If you have other good ideas that you do or have seen that are not listed here, then please send them to the secretary, Peter Sawyer, for inclusion on the list.
1. The pre-toss meetings (Part 1): After a few weeks of the season, the pre-toss discussion can become a bit predictable and captains basically know what you’re going to say. An alternative way of looking at this is to ask the captains to tell you what they expect of the game and what we might expect of them. Try this when you meet with the scorers too!
2. Pre-Toss Meetings (Part 2): Whatever approach you take, don’t make it a lecture! Remember, Gloucestershire scorers are well-trained and many hugely experienced, so umpires certainly don’t need to lecture them.
3. Where is the DLS score shown? When scorers and umpires meet before the game, check where it’s going to be displayed and what it is that is being shown. Is it the par score or the target score? It’s important that umpires, scorers and captains all know this before the game begins.
4. Using radios: Don’t be afraid to use them. You only need one set to help that communication between umpires and scorers.
5. Before the game, umpires check that you can see the scorers’ signals: This sounds simple, but you’d be surprised the effects of shadow and bright sunlight can have on seeing the acknowledgements. Is it a light, a hand-wave or a paddle?
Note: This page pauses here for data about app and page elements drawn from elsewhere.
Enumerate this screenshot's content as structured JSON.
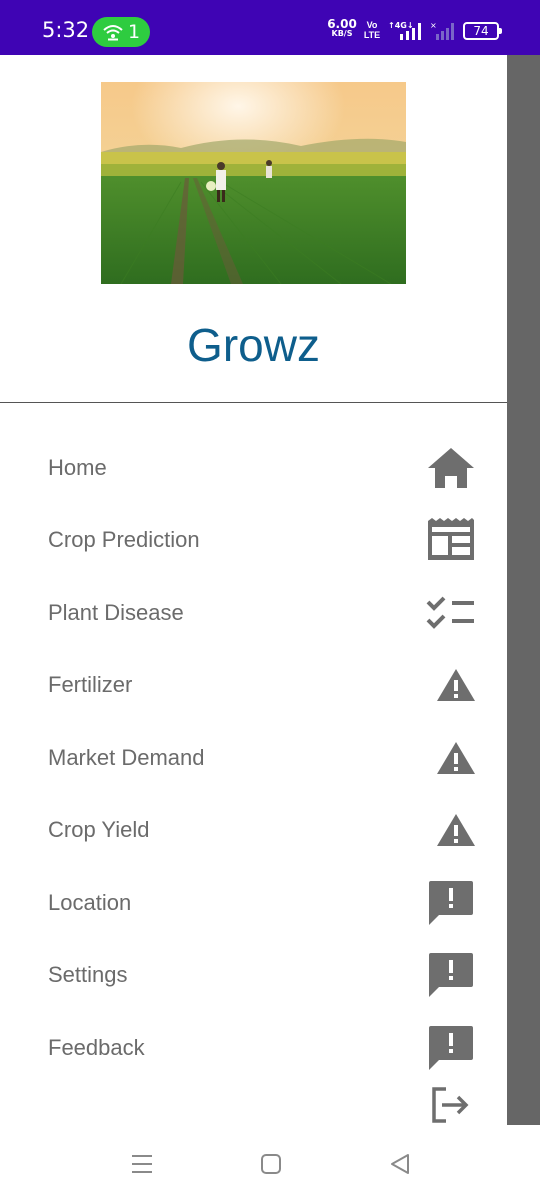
{
  "status_bar": {
    "time": "5:32",
    "hotspot_count": "1",
    "net_speed_value": "6.00",
    "net_speed_unit": "KB/S",
    "volte_top": "Vo",
    "volte_bottom": "LTE",
    "battery": "74",
    "background": "#3f04b4"
  },
  "drawer": {
    "app_title": "Growz",
    "title_color": "#0e5e8c",
    "header_image": "farmer-in-green-field",
    "menu": [
      {
        "label": "Home",
        "icon": "home-icon"
      },
      {
        "label": "Crop Prediction",
        "icon": "newspaper-icon"
      },
      {
        "label": "Plant Disease",
        "icon": "checklist-icon"
      },
      {
        "label": "Fertilizer",
        "icon": "warning-icon"
      },
      {
        "label": "Market Demand",
        "icon": "warning-icon"
      },
      {
        "label": "Crop Yield",
        "icon": "warning-icon"
      },
      {
        "label": "Location",
        "icon": "feedback-icon"
      },
      {
        "label": "Settings",
        "icon": "feedback-icon"
      },
      {
        "label": "Feedback",
        "icon": "feedback-icon"
      }
    ],
    "logout_icon": "logout-icon"
  },
  "nav_bar": {
    "recents": "recents-icon",
    "home": "home-button-icon",
    "back": "back-icon"
  }
}
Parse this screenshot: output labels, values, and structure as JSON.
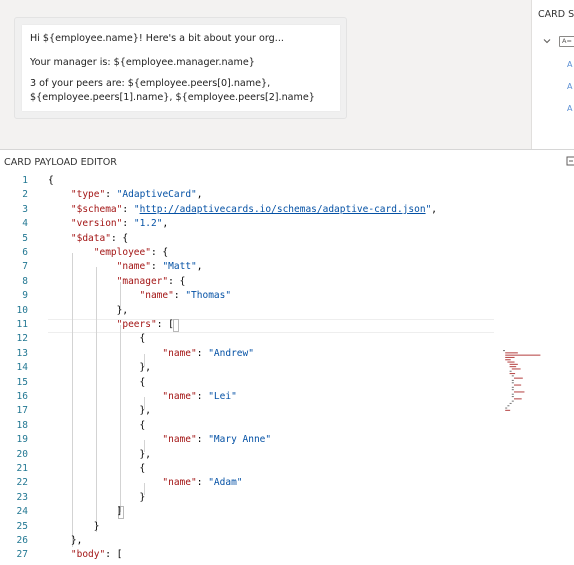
{
  "preview": {
    "card_lines": [
      "Hi ${employee.name}! Here's a bit about your org...",
      "Your manager is: ${employee.manager.name}",
      "3 of your peers are: ${employee.peers[0].name},",
      "${employee.peers[1].name}, ${employee.peers[2].name}"
    ]
  },
  "side_panel": {
    "title": "CARD STRUCTURE",
    "node_icon": "A=",
    "child_icons": [
      "A",
      "A",
      "A"
    ]
  },
  "editor": {
    "title": "CARD PAYLOAD EDITOR",
    "current_line": 11,
    "lines": [
      {
        "n": 1,
        "text": "{"
      },
      {
        "n": 2,
        "text": "    \"type\": \"AdaptiveCard\","
      },
      {
        "n": 3,
        "text": "    \"$schema\": \"http://adaptivecards.io/schemas/adaptive-card.json\","
      },
      {
        "n": 4,
        "text": "    \"version\": \"1.2\","
      },
      {
        "n": 5,
        "text": "    \"$data\": {"
      },
      {
        "n": 6,
        "text": "        \"employee\": {"
      },
      {
        "n": 7,
        "text": "            \"name\": \"Matt\","
      },
      {
        "n": 8,
        "text": "            \"manager\": {"
      },
      {
        "n": 9,
        "text": "                \"name\": \"Thomas\""
      },
      {
        "n": 10,
        "text": "            },"
      },
      {
        "n": 11,
        "text": "            \"peers\": ["
      },
      {
        "n": 12,
        "text": "                {"
      },
      {
        "n": 13,
        "text": "                    \"name\": \"Andrew\""
      },
      {
        "n": 14,
        "text": "                },"
      },
      {
        "n": 15,
        "text": "                {"
      },
      {
        "n": 16,
        "text": "                    \"name\": \"Lei\""
      },
      {
        "n": 17,
        "text": "                },"
      },
      {
        "n": 18,
        "text": "                {"
      },
      {
        "n": 19,
        "text": "                    \"name\": \"Mary Anne\""
      },
      {
        "n": 20,
        "text": "                },"
      },
      {
        "n": 21,
        "text": "                {"
      },
      {
        "n": 22,
        "text": "                    \"name\": \"Adam\""
      },
      {
        "n": 23,
        "text": "                }"
      },
      {
        "n": 24,
        "text": "            ]"
      },
      {
        "n": 25,
        "text": "        }"
      },
      {
        "n": 26,
        "text": "    },"
      },
      {
        "n": 27,
        "text": "    \"body\": ["
      }
    ]
  },
  "colors": {
    "key": "#a31515",
    "string": "#0451a5",
    "line_number": "#237893",
    "preview_background": "#f3f2f1"
  }
}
Check from the middle before you start (and maybe even use your radios to confirm). Two checks in one.
6. First and final warnings for dangerous non-pitching deliveries: To improve consistency, GACUS has recommended umpires use an imaginary rectangle from the waist to a foot above the head and roughly 18 inches from the body on each side. This box will move with the batsman. But before the game, try and agree with your colleague about how you might implement this guidance, particularly in relation to slower balls. The law says it is an umpire’s judgement as to whether it’s dangerous, but captains and players appreciate a common interpretation. If it’s agreed that every full pitched ball in the box is dangerous (and therefore a warning), let the captains know your interpretation at the toss.
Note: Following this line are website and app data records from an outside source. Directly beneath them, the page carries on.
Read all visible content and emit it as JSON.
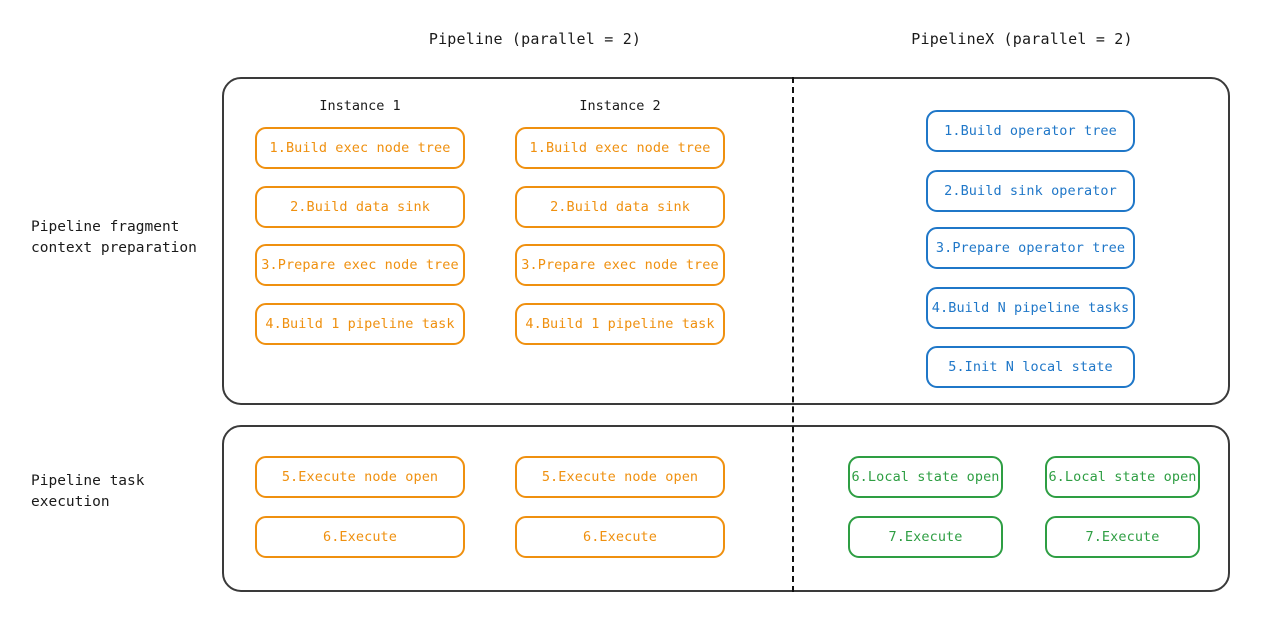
{
  "headers": {
    "left": "Pipeline (parallel = 2)",
    "right": "PipelineX (parallel = 2)"
  },
  "row_labels": {
    "preparation": "Pipeline fragment\ncontext preparation",
    "execution": "Pipeline task\nexecution"
  },
  "colors": {
    "orange": "#ef900f",
    "blue": "#1f77c8",
    "green": "#2e9e43",
    "container_border": "#3a3a3a",
    "divider": "#111111",
    "text": "#1a1a1a",
    "background": "#ffffff"
  },
  "preparation": {
    "pipeline": {
      "instances": [
        {
          "title": "Instance 1",
          "steps": [
            "1.Build exec node tree",
            "2.Build data sink",
            "3.Prepare exec node tree",
            "4.Build 1 pipeline task"
          ]
        },
        {
          "title": "Instance 2",
          "steps": [
            "1.Build exec node tree",
            "2.Build data sink",
            "3.Prepare exec node tree",
            "4.Build 1 pipeline task"
          ]
        }
      ]
    },
    "pipelinex": {
      "steps": [
        "1.Build operator tree",
        "2.Build sink operator",
        "3.Prepare operator tree",
        "4.Build N pipeline tasks",
        "5.Init N local state"
      ]
    }
  },
  "execution": {
    "pipeline": {
      "instances": [
        {
          "steps": [
            "5.Execute node open",
            "6.Execute"
          ]
        },
        {
          "steps": [
            "5.Execute node open",
            "6.Execute"
          ]
        }
      ]
    },
    "pipelinex": {
      "tasks": [
        {
          "steps": [
            "6.Local state open",
            "7.Execute"
          ]
        },
        {
          "steps": [
            "6.Local state open",
            "7.Execute"
          ]
        }
      ]
    }
  }
}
7. Handing over the pitch at the end of the over: Again, for most umpires, this is common practice within GACUS, but not used by everyone and not always when standing with a colleague from another county. So agree on this before the game.
8. Completing the record card: Players and captains worried about over rates get irritated if they have to wait for umpires to complete paperwork before getting into position. Something to try is to only complete the card every other over after you’ve called over at bowler’s end while waiting to hand over the pitch. That way when over is called, the striker’s end umpire can just focus on getting to the stumps and mentally preparing for the next six balls.
9. Moving to striker’s end position: It’s not a bad idea to walk backwards to your position. You can continue to see everything and possibly hear things better too.
10. Checking the scores: In a close game, it is worth taking time in the last five overs to check with the scorers that a) they both agree on the score and b) it is shown correctly on the scoreboard before the next over starts. Radios are the best option here, but it’s important to get it right beforehand.
11. Agreement on the spare balls: Make sure the visiting captain sees the spare balls before the toss and when choosing the replacement ball, it is better if both umpires agree this together close to the pitch.
12. The Weather: Try and avoid talking to the captains about what you might do. If you suggest you may or may not play in light rain, it can set an expectation that cannot be judged until it becomes a reality, so best not to create that expectation in the first place.
13. One for the over: Where the regulations allow one ball per over above shoulder-height, when the time comes to signal by tapping your shoulder, just walk forward to the stumps and show the signal to the bowler and then repeat it to the batsman. By walking forward everyone will be aware that this has happened.
14. Feedback: Finally, no matter how experienced any of us may be, from time to time we may become aware of a bad habit we’ve got into or perhaps a new technique/idea we want to try. Before the game, share this with your colleague and ask them for some feedback. They may be reluctant for a variety of reasons, but it’s worth asking. Also, it would be worth reciprocating in offering feedback to them if it would prove helpful.